It is not easy to describe the Trinity, let alone understand this great mystery of the Catholic Faith. Perhaps the most important thing we can say about the Trinity is that the one and only God is truly a dynamic and self-sufficient community of love, and is therefore the source, model and goal of all other love. Thus does God reveal Himself as Father, Son and Holy Spirit.One of the best introductions to the Trinity is found in two sections of the Catechism of the Catholic Church, covering the formation of the Trinitarian dogma, the dogma itself, the Divine work of the Trinity, and the special missions of the three Persons of the Trinity. Archbishop Fulton Sheen’s address on the Trinity in 1930, published as part of his book The Divine Romance in 1943, provides an eloquent second source which should move us to deeper understanding and, ultimately, to a conscious participation in the Divine love which the Trinity offers.Finally, while it may be “cheating” to call it a third single source, CatholicCulture.org recommends for deeper meditation the use of Pope John Paul II’s twenty-one catechetical audiences delivered in the year 2000. Each one is a brief reflection on a different aspect of the Trinity, perfectly suitable for daily spiritual reading and reflection.
If you only have time to look at three things, LOOK AT THESE.
- The Holy Trinity, The Divine Works, and the Trinitarian Missions
- The Divine Romance: The Blessed Trinity (Archbishop Sheen)
- Catechesis on the Holy Trinity (John Paul II)
And if you've got more time...

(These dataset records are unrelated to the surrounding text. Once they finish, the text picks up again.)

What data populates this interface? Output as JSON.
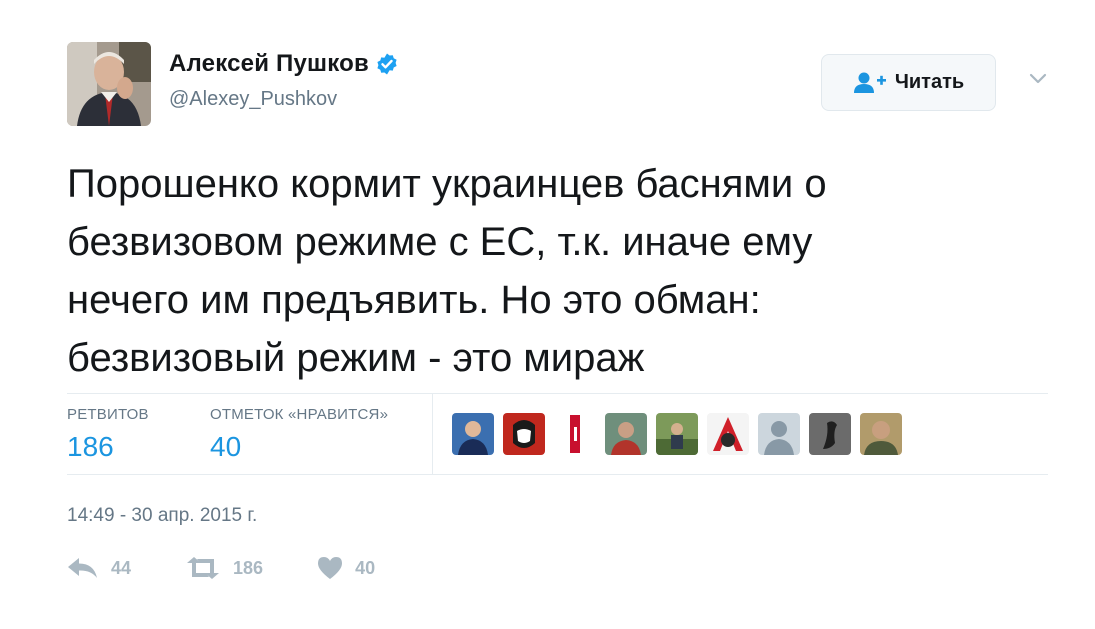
{
  "author": {
    "display_name": "Алексей Пушков",
    "handle": "@Alexey_Pushkov",
    "verified_icon": "verified-badge-icon"
  },
  "follow_button": {
    "label": "Читать",
    "icon": "follow-user-icon"
  },
  "tweet": {
    "text": "Порошенко кормит украинцев баснями о\nбезвизовом режиме с ЕС, т.к. иначе ему\nнечего им предъявить. Но это обман:\nбезвизовый режим - это мираж"
  },
  "stats": {
    "retweets_label": "РЕТВИТОВ",
    "retweets_value": "186",
    "likes_label": "ОТМЕТОК «НРАВИТСЯ»",
    "likes_value": "40"
  },
  "timestamp": "14:49 - 30 апр. 2015 г.",
  "actions": {
    "reply_count": "44",
    "retweet_count": "186",
    "like_count": "40"
  },
  "colors": {
    "accent": "#1b95e0",
    "verified": "#1da1f2",
    "muted": "#657786",
    "action_gray": "#aab8c2"
  }
}
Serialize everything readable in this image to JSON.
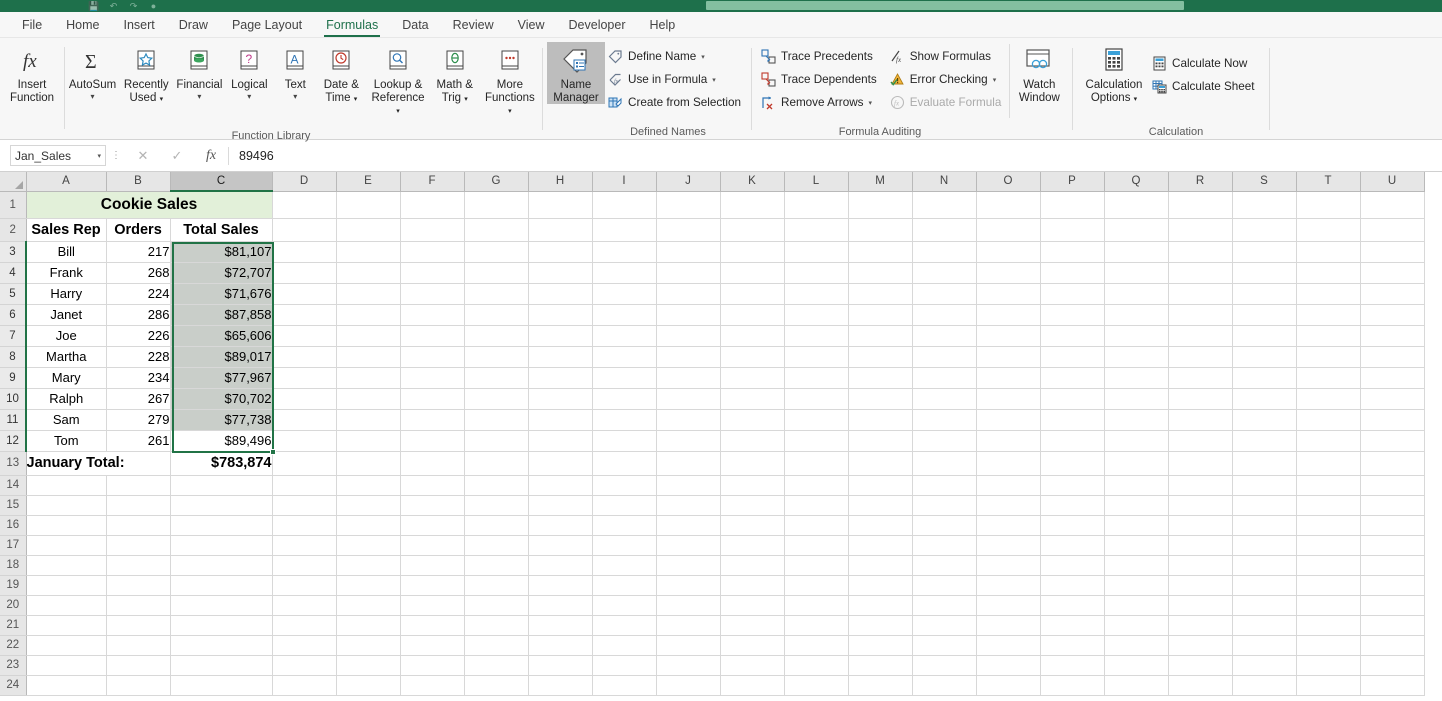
{
  "titlebar": {
    "quick_access_icons": [
      "save-icon",
      "undo-icon",
      "redo-icon",
      "autosave-icon"
    ],
    "search_placeholder": ""
  },
  "tabs": [
    {
      "label": "File",
      "active": false
    },
    {
      "label": "Home",
      "active": false
    },
    {
      "label": "Insert",
      "active": false
    },
    {
      "label": "Draw",
      "active": false
    },
    {
      "label": "Page Layout",
      "active": false
    },
    {
      "label": "Formulas",
      "active": true
    },
    {
      "label": "Data",
      "active": false
    },
    {
      "label": "Review",
      "active": false
    },
    {
      "label": "View",
      "active": false
    },
    {
      "label": "Developer",
      "active": false
    },
    {
      "label": "Help",
      "active": false
    }
  ],
  "ribbon": {
    "groups": [
      {
        "name": "Function Library",
        "label": "Function Library",
        "buttons": [
          {
            "label": "Insert",
            "label2": "Function",
            "icon": "fx-icon",
            "caret": false
          },
          {
            "label": "AutoSum",
            "label2": "",
            "icon": "sigma-icon",
            "caret": true
          },
          {
            "label": "Recently",
            "label2": "Used",
            "icon": "star-icon",
            "caret": true
          },
          {
            "label": "Financial",
            "label2": "",
            "icon": "coins-icon",
            "caret": true
          },
          {
            "label": "Logical",
            "label2": "",
            "icon": "question-icon",
            "caret": true
          },
          {
            "label": "Text",
            "label2": "",
            "icon": "letter-a-icon",
            "caret": true
          },
          {
            "label": "Date &",
            "label2": "Time",
            "icon": "clock-icon",
            "caret": true
          },
          {
            "label": "Lookup &",
            "label2": "Reference",
            "icon": "magnifier-icon",
            "caret": true
          },
          {
            "label": "Math &",
            "label2": "Trig",
            "icon": "theta-icon",
            "caret": true
          },
          {
            "label": "More",
            "label2": "Functions",
            "icon": "ellipsis-icon",
            "caret": true
          }
        ]
      },
      {
        "name": "Defined Names",
        "label": "Defined Names",
        "big_button": {
          "label": "Name",
          "label2": "Manager",
          "icon": "name-tag-icon",
          "selected": true
        },
        "small_buttons": [
          {
            "label": "Define Name",
            "icon": "tag-icon",
            "caret": true,
            "disabled": false
          },
          {
            "label": "Use in Formula",
            "icon": "tag-fx-icon",
            "caret": true,
            "disabled": false
          },
          {
            "label": "Create from Selection",
            "icon": "create-selection-icon",
            "caret": false,
            "disabled": false
          }
        ]
      },
      {
        "name": "Formula Auditing",
        "label": "Formula Auditing",
        "col_a": [
          {
            "label": "Trace Precedents",
            "icon": "trace-precedents-icon",
            "caret": false,
            "disabled": false
          },
          {
            "label": "Trace Dependents",
            "icon": "trace-dependents-icon",
            "caret": false,
            "disabled": false
          },
          {
            "label": "Remove Arrows",
            "icon": "remove-arrows-icon",
            "caret": true,
            "disabled": false
          }
        ],
        "col_b": [
          {
            "label": "Show Formulas",
            "icon": "show-formulas-icon",
            "caret": false,
            "disabled": false
          },
          {
            "label": "Error Checking",
            "icon": "error-checking-icon",
            "caret": true,
            "disabled": false
          },
          {
            "label": "Evaluate Formula",
            "icon": "evaluate-formula-icon",
            "caret": false,
            "disabled": true
          }
        ],
        "watch_window": {
          "label": "Watch",
          "label2": "Window",
          "icon": "watch-window-icon"
        }
      },
      {
        "name": "Calculation",
        "label": "Calculation",
        "big_button": {
          "label": "Calculation",
          "label2": "Options",
          "icon": "calculator-icon",
          "caret": true
        },
        "small_buttons": [
          {
            "label": "Calculate Now",
            "icon": "calculate-now-icon",
            "caret": false,
            "disabled": false
          },
          {
            "label": "Calculate Sheet",
            "icon": "calculate-sheet-icon",
            "caret": false,
            "disabled": false
          }
        ]
      }
    ]
  },
  "formula_bar": {
    "name_box_value": "Jan_Sales",
    "name_box_placeholder": "Name Box",
    "cancel_icon": "cancel-x-icon",
    "enter_icon": "enter-check-icon",
    "fx_icon": "insert-function-icon",
    "formula_value": "89496",
    "formula_placeholder": ""
  },
  "grid": {
    "column_headers": [
      "A",
      "B",
      "C",
      "D",
      "E",
      "F",
      "G",
      "H",
      "I",
      "J",
      "K",
      "L",
      "M",
      "N",
      "O",
      "P",
      "Q",
      "R",
      "S",
      "T",
      "U"
    ],
    "selected_column": "C",
    "row_numbers": [
      1,
      2,
      3,
      4,
      5,
      6,
      7,
      8,
      9,
      10,
      11,
      12,
      13,
      14,
      15,
      16,
      17,
      18,
      19,
      20,
      21,
      22,
      23,
      24
    ],
    "selected_rows": [
      3,
      4,
      5,
      6,
      7,
      8,
      9,
      10,
      11,
      12
    ],
    "selection_range": "C3:C12",
    "active_cell": "C12",
    "accent_color": "#217346",
    "selection_fill": "#c9cec9",
    "title_fill": "#e2f0d9",
    "title_row": {
      "text": "Cookie Sales",
      "merge_from": "A1",
      "merge_to": "C1"
    },
    "headers": [
      "Sales Rep",
      "Orders",
      "Total Sales"
    ],
    "rows": [
      {
        "row": 3,
        "rep": "Bill",
        "orders": "217",
        "total": "$81,107"
      },
      {
        "row": 4,
        "rep": "Frank",
        "orders": "268",
        "total": "$72,707"
      },
      {
        "row": 5,
        "rep": "Harry",
        "orders": "224",
        "total": "$71,676"
      },
      {
        "row": 6,
        "rep": "Janet",
        "orders": "286",
        "total": "$87,858"
      },
      {
        "row": 7,
        "rep": "Joe",
        "orders": "226",
        "total": "$65,606"
      },
      {
        "row": 8,
        "rep": "Martha",
        "orders": "228",
        "total": "$89,017"
      },
      {
        "row": 9,
        "rep": "Mary",
        "orders": "234",
        "total": "$77,967"
      },
      {
        "row": 10,
        "rep": "Ralph",
        "orders": "267",
        "total": "$70,702"
      },
      {
        "row": 11,
        "rep": "Sam",
        "orders": "279",
        "total": "$77,738"
      },
      {
        "row": 12,
        "rep": "Tom",
        "orders": "261",
        "total": "$89,496"
      }
    ],
    "total_row": {
      "row": 13,
      "label": "January Total:",
      "value": "$783,874"
    }
  }
}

Among the many sets of notes, courses and writings in our collection of the works of the late Scripture scholar Fr. William Most, we have the material he developed for “The Living God” course offered by the Notre Dame Institute (now the Notre Dame Graduate School of Christendom College). Section six provides a large number of Scriptural, Patristic and theological quotations on The Holy Trinity.